»»
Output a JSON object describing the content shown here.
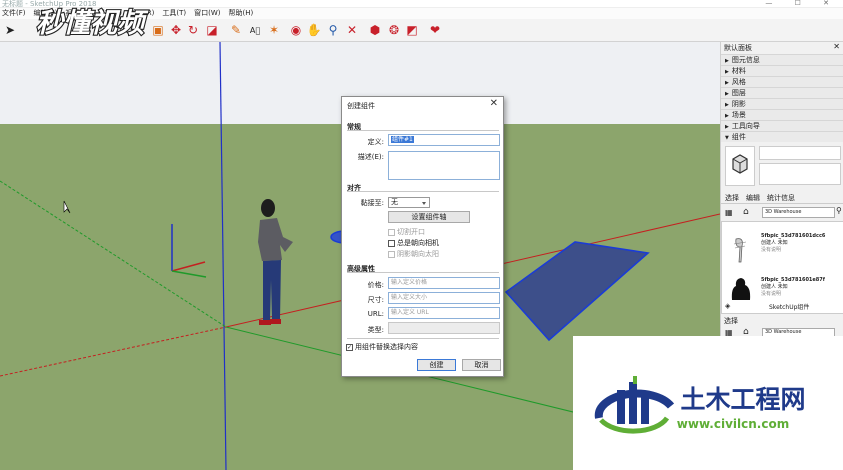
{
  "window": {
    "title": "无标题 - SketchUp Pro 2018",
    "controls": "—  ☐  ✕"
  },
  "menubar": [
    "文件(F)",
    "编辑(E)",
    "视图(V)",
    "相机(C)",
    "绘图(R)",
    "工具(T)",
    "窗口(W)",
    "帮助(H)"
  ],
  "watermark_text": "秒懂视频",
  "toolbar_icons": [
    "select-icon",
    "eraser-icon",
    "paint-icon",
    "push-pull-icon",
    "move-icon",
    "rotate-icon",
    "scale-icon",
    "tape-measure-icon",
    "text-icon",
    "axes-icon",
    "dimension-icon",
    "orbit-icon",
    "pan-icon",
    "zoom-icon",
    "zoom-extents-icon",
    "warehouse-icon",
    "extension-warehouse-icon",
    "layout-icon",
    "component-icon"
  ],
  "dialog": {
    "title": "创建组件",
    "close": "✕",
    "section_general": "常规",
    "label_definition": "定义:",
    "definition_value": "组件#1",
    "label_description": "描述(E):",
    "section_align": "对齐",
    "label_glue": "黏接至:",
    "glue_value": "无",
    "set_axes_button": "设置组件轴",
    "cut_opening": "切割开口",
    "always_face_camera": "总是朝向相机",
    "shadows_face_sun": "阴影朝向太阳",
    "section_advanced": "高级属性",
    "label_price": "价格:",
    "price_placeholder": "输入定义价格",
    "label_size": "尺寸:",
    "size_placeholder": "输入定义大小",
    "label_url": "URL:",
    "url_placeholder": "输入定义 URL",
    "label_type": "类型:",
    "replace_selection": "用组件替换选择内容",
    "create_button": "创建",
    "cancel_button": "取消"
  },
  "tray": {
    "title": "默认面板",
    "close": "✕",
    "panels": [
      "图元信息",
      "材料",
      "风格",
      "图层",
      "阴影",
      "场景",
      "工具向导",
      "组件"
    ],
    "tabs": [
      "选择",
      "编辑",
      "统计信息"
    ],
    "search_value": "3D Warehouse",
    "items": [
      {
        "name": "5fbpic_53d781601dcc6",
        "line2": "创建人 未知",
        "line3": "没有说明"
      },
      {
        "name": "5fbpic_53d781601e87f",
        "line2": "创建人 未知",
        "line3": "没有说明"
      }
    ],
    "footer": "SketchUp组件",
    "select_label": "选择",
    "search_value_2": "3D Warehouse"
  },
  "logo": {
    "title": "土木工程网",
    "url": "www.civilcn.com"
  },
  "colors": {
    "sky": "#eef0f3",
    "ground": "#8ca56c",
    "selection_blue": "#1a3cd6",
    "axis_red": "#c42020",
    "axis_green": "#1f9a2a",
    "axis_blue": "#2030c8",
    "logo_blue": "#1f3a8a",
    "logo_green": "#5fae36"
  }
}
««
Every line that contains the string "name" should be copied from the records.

        "name": "5fbpic_53d781601dcc6",
        "name": "5fbpic_53d781601e87f",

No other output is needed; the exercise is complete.